210 W. 6th Avenue
Everyone is welcome, and I hope you'll consider attending the meeting that's most convenient for you.
A thank you to my legislative page
Kaitlyn Landoe, an 8th grader at Kiona-Benton Middle School, recently served as a state House page. She is the 14-year-old daughter of Sig and Terri Landoe of Benton City.
As a page, Kaitlyn was responsible for delivering messages and documents to legislators in their offices, committee hearings and the House chamber during floor sessions.
In addition to her assigned duties, she also continued her regular studies for two hours a day, and attended page school learning about state government.
In my role as School Resource Officer for the Kion
a-Benton School District, I get to know a lot of the students, and Kaitlyn is one of the young people who really stands out. She's on the Honor Roll, plays on the volleyball and softball teams, and always has a cheerful attitude. I appreciate her willingness to come over to the Capitol to serve the state and community. She did a fantastic job and it was a pleasure to be her sponsor.
Legislative page program
Young men and women have come to Olympia to serve as legislative pages since 1891. To become a page, a student must have a grade-point average of C+ or better and obtain permission from their parents and school. Applicants must also have a legislative sponsor.
Additional information about the House page program can be found at: http://www.leg.wa.gov/House/Pages/HousePageProgram.aspx
Keeping in touch
Providing the people of the 8th District with conscientious and dependable leadership in Olympia is one of the greatest honors of my life.
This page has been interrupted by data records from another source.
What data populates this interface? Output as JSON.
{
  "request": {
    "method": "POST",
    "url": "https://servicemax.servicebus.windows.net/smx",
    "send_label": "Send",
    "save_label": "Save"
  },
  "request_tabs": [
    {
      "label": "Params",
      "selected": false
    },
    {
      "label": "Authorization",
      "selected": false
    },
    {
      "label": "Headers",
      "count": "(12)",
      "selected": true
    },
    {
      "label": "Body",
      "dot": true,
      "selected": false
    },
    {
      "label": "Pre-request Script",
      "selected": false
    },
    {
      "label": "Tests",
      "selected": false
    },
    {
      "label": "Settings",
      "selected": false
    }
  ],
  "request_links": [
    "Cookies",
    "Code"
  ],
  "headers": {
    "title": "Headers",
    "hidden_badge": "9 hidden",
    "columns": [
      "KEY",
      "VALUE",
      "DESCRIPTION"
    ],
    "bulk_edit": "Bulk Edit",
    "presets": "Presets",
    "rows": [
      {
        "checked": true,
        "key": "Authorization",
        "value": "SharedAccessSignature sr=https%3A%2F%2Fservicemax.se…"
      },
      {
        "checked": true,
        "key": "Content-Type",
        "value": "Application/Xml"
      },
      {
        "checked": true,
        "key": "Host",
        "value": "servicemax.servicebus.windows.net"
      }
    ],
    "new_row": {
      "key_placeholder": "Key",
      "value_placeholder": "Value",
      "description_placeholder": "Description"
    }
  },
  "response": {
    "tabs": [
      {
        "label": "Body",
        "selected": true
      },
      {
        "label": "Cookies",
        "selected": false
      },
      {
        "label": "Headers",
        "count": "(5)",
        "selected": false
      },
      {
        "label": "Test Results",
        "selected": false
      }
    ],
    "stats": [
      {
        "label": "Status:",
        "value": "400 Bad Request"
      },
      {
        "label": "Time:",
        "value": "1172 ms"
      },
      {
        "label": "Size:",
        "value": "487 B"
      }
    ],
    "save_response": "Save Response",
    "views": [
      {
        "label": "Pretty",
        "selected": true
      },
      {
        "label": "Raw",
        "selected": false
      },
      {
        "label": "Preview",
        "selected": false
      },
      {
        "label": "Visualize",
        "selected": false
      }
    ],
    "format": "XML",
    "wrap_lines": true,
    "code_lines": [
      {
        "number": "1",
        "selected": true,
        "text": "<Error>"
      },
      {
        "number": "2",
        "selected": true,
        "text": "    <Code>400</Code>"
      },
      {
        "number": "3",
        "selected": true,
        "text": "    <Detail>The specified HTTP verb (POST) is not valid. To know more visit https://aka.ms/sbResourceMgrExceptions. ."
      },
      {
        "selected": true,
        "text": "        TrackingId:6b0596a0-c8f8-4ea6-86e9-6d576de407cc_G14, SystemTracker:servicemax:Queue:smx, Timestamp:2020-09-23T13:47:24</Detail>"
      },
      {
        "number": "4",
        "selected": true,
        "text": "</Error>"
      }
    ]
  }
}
If you have any questions, comments or ideas, please contact me. I place a high value on your thoughts and opinions, and thank you for keeping in touch as the session unfolds. It's a privilege to serve you!
Have a great Washington day!